═══ Data

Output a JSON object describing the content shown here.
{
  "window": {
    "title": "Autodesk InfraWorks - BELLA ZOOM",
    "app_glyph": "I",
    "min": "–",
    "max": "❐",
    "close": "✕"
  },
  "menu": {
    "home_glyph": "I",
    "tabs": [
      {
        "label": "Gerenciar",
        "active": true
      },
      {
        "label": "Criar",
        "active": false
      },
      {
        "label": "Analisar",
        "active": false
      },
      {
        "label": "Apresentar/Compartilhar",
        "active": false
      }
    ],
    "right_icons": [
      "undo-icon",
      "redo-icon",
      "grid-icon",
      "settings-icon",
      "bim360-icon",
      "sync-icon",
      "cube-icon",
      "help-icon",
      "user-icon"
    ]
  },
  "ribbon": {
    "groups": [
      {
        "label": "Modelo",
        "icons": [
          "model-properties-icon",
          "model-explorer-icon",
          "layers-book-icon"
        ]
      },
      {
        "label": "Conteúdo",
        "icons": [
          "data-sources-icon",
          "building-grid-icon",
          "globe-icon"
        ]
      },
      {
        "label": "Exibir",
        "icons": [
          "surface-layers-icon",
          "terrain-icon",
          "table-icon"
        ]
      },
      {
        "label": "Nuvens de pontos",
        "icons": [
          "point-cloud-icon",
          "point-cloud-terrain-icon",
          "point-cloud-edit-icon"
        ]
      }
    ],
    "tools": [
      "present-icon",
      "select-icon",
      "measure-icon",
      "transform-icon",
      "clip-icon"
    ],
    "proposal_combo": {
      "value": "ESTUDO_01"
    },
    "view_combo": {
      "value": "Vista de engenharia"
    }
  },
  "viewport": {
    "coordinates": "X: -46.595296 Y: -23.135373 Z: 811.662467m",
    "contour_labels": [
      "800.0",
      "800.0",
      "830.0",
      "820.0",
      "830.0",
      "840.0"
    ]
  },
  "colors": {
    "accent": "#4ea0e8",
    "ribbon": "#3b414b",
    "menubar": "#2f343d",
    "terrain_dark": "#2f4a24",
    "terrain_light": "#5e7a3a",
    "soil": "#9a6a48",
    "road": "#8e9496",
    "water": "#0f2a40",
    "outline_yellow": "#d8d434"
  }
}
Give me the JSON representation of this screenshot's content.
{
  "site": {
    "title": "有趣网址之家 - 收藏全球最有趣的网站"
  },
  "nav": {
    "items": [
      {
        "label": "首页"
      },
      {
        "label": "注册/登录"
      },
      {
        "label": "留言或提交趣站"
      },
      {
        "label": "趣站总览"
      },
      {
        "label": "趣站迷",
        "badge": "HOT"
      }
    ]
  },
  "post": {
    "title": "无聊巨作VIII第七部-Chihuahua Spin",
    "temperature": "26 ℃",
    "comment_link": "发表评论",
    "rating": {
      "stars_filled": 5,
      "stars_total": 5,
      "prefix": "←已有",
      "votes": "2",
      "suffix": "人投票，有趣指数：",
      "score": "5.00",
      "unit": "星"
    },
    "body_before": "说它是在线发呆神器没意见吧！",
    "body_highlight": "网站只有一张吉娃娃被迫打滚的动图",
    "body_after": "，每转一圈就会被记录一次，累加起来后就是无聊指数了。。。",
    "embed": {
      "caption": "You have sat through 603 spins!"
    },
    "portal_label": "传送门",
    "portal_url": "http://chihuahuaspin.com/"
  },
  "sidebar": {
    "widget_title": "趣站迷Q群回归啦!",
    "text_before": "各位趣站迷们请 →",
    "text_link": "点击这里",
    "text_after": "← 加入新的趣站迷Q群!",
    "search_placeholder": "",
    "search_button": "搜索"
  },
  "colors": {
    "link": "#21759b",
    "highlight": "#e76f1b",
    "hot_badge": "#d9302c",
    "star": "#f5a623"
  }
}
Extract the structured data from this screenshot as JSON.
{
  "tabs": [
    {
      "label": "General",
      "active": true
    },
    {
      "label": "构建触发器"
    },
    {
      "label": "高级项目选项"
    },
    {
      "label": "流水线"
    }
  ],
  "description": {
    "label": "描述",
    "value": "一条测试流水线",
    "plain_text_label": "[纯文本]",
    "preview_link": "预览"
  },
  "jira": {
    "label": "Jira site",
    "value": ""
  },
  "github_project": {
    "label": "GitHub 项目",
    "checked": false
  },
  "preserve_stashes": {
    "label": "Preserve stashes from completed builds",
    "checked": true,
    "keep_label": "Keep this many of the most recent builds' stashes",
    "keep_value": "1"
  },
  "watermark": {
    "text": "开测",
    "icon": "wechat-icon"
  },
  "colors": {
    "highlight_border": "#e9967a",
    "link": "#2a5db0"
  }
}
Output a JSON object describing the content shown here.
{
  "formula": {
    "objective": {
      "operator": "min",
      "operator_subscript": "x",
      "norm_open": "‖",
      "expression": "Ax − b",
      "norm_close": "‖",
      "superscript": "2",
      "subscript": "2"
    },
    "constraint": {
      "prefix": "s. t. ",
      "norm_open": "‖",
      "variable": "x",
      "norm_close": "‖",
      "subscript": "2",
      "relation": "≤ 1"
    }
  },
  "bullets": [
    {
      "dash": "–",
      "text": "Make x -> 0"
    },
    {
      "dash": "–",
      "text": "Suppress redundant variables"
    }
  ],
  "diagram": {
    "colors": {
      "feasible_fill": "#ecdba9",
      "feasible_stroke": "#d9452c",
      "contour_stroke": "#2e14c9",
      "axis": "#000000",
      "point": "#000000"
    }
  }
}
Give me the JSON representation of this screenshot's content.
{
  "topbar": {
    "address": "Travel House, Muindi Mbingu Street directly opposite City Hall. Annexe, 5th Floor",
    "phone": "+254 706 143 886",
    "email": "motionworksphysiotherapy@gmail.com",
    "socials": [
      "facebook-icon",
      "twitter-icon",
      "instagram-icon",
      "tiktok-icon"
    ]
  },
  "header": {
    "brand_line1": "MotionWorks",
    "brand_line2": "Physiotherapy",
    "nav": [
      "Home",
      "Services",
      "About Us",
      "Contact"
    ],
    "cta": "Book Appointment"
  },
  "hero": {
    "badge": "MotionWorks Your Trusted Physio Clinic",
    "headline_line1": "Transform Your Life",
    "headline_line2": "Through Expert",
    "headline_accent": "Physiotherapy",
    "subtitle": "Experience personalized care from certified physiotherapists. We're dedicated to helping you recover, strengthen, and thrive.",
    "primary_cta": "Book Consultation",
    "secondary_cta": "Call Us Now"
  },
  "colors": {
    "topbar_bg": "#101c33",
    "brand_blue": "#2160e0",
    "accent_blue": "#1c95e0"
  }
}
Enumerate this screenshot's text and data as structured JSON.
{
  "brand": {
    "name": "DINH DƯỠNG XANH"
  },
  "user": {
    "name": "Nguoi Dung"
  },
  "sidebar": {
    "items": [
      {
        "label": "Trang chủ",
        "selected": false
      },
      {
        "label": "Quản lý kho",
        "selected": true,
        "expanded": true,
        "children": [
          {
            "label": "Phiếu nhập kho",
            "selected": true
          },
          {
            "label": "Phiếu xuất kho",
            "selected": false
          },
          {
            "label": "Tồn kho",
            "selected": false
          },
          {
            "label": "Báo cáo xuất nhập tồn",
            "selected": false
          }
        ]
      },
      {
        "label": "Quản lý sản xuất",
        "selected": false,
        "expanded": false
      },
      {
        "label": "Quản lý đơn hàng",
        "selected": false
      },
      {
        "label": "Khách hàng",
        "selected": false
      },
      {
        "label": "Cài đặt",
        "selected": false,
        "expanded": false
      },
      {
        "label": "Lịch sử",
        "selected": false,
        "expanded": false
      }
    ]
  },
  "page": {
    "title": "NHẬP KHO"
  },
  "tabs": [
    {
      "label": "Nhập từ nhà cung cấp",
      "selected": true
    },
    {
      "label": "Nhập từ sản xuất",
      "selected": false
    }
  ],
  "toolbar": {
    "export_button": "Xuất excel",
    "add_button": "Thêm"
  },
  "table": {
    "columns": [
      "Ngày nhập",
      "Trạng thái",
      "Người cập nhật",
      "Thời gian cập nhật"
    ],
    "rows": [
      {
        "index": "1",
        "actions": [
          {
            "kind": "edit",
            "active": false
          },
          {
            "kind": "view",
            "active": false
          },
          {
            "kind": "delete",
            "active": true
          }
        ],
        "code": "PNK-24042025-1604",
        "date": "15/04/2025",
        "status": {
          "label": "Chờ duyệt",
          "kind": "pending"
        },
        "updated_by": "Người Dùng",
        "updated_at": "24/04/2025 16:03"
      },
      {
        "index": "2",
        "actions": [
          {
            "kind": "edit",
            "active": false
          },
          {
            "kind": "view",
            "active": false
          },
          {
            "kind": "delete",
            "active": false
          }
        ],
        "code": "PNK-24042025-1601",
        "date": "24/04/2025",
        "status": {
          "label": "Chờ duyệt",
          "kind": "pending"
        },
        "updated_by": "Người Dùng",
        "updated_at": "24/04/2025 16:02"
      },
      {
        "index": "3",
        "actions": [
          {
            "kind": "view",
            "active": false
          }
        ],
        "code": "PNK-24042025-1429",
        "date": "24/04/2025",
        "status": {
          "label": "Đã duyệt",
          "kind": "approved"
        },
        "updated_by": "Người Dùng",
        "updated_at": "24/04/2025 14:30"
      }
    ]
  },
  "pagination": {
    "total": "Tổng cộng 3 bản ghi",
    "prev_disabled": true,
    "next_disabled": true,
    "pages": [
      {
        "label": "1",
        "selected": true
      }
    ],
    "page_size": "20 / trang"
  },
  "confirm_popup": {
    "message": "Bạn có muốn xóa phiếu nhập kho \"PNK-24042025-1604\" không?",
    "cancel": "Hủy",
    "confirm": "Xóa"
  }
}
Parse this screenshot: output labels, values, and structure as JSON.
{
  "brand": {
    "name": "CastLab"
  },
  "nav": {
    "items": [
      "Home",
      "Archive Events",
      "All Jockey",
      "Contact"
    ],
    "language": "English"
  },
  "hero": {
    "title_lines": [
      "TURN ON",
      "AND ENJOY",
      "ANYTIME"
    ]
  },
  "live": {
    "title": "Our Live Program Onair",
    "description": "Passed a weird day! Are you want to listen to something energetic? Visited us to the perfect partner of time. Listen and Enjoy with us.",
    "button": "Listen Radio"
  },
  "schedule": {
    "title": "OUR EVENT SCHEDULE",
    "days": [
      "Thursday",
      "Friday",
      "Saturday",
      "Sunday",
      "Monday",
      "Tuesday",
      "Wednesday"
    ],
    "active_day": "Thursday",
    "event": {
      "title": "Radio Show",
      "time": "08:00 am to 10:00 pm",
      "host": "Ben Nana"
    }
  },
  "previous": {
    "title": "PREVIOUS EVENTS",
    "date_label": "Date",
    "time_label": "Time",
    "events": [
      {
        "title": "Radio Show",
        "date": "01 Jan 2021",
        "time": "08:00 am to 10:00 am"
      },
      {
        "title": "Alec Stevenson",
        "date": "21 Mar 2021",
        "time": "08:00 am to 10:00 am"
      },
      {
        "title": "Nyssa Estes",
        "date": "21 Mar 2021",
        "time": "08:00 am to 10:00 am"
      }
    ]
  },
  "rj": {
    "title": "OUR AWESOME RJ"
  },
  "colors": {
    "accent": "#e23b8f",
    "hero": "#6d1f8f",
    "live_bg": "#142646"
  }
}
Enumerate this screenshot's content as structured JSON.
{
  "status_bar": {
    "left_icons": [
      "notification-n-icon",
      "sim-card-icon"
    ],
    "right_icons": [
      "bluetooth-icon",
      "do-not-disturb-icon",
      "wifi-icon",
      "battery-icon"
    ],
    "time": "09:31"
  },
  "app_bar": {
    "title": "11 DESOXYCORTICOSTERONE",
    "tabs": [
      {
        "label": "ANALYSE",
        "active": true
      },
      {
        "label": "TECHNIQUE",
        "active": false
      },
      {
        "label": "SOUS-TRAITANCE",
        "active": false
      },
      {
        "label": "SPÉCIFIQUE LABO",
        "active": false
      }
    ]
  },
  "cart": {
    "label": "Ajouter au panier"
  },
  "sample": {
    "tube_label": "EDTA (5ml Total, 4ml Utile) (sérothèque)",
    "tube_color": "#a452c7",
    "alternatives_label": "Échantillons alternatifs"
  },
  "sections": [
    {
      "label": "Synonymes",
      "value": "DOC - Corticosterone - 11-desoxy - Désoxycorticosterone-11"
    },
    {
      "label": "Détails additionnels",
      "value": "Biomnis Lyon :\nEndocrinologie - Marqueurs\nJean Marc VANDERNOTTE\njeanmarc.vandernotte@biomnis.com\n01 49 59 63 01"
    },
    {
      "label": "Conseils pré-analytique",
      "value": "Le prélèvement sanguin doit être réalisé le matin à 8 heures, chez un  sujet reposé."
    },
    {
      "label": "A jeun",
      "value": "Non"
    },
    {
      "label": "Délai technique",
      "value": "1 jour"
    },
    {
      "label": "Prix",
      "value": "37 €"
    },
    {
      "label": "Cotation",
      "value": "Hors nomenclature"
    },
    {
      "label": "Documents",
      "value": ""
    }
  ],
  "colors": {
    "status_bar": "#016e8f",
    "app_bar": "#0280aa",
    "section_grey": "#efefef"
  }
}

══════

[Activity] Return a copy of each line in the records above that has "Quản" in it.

[Solution for this task]
        "label": "Quản lý kho",
        "label": "Quản lý sản xuất",
        "label": "Quản lý đơn hàng",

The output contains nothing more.